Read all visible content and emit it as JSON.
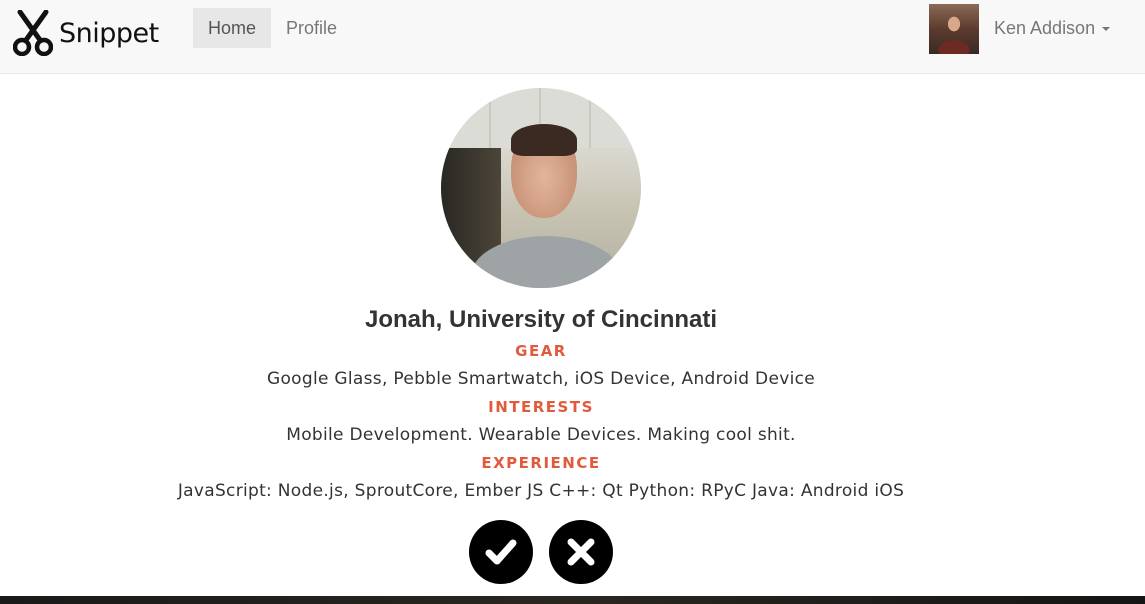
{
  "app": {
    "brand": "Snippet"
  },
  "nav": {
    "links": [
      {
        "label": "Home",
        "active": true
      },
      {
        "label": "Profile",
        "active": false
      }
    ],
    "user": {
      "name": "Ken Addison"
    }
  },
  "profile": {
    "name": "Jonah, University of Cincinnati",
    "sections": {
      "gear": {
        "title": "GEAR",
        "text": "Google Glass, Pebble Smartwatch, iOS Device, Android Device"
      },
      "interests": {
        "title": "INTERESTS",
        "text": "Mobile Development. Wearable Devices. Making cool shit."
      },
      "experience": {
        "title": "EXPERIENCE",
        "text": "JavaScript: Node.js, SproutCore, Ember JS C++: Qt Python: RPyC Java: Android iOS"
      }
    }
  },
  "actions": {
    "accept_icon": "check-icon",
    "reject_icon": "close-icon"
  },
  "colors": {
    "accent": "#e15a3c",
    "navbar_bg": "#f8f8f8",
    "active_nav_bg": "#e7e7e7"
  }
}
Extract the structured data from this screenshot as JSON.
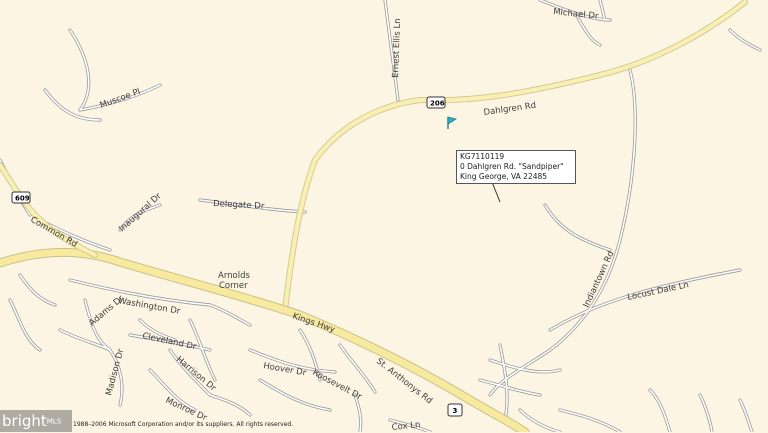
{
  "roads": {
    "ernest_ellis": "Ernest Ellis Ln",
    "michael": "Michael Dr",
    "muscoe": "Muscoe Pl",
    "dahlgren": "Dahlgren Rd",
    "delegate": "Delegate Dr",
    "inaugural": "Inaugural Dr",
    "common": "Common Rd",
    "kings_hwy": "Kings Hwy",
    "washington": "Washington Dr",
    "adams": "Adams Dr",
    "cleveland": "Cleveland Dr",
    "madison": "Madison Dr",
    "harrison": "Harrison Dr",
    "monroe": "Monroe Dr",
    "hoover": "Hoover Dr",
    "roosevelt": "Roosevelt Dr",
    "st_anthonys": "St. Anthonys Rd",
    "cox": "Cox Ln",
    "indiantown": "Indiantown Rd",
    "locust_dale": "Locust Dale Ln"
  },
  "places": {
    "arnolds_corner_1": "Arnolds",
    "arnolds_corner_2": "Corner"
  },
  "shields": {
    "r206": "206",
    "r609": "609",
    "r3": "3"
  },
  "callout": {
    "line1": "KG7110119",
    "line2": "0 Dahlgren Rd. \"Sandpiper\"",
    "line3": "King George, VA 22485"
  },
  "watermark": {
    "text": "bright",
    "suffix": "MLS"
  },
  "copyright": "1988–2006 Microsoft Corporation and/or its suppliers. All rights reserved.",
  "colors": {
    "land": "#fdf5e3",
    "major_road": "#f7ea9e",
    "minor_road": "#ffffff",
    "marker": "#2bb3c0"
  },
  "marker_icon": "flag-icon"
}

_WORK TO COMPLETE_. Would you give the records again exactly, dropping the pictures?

_YOUR SOLUTION_.
Read all visible content and emit it as JSON.
{
  "app": {
    "brand": "Snippet"
  },
  "nav": {
    "links": [
      {
        "label": "Home",
        "active": true
      },
      {
        "label": "Profile",
        "active": false
      }
    ],
    "user": {
      "name": "Ken Addison"
    }
  },
  "profile": {
    "name": "Jonah, University of Cincinnati",
    "sections": {
      "gear": {
        "title": "GEAR",
        "text": "Google Glass, Pebble Smartwatch, iOS Device, Android Device"
      },
      "interests": {
        "title": "INTERESTS",
        "text": "Mobile Development. Wearable Devices. Making cool shit."
      },
      "experience": {
        "title": "EXPERIENCE",
        "text": "JavaScript: Node.js, SproutCore, Ember JS C++: Qt Python: RPyC Java: Android iOS"
      }
    }
  },
  "actions": {
    "accept_icon": "check-icon",
    "reject_icon": "close-icon"
  },
  "colors": {
    "accent": "#e15a3c",
    "navbar_bg": "#f8f8f8",
    "active_nav_bg": "#e7e7e7"
  }
}
Extract the structured data from this screenshot as JSON.
{
  "roads": {
    "ernest_ellis": "Ernest Ellis Ln",
    "michael": "Michael Dr",
    "muscoe": "Muscoe Pl",
    "dahlgren": "Dahlgren Rd",
    "delegate": "Delegate Dr",
    "inaugural": "Inaugural Dr",
    "common": "Common Rd",
    "kings_hwy": "Kings Hwy",
    "washington": "Washington Dr",
    "adams": "Adams Dr",
    "cleveland": "Cleveland Dr",
    "madison": "Madison Dr",
    "harrison": "Harrison Dr",
    "monroe": "Monroe Dr",
    "hoover": "Hoover Dr",
    "roosevelt": "Roosevelt Dr",
    "st_anthonys": "St. Anthonys Rd",
    "cox": "Cox Ln",
    "indiantown": "Indiantown Rd",
    "locust_dale": "Locust Dale Ln"
  },
  "places": {
    "arnolds_corner_1": "Arnolds",
    "arnolds_corner_2": "Corner"
  },
  "shields": {
    "r206": "206",
    "r609": "609",
    "r3": "3"
  },
  "callout": {
    "line1": "KG7110119",
    "line2": "0 Dahlgren Rd. \"Sandpiper\"",
    "line3": "King George, VA 22485"
  },
  "watermark": {
    "text": "bright",
    "suffix": "MLS"
  },
  "copyright": "1988–2006 Microsoft Corporation and/or its suppliers. All rights reserved.",
  "colors": {
    "land": "#fdf5e3",
    "major_road": "#f7ea9e",
    "minor_road": "#ffffff",
    "marker": "#2bb3c0"
  },
  "marker_icon": "flag-icon"
}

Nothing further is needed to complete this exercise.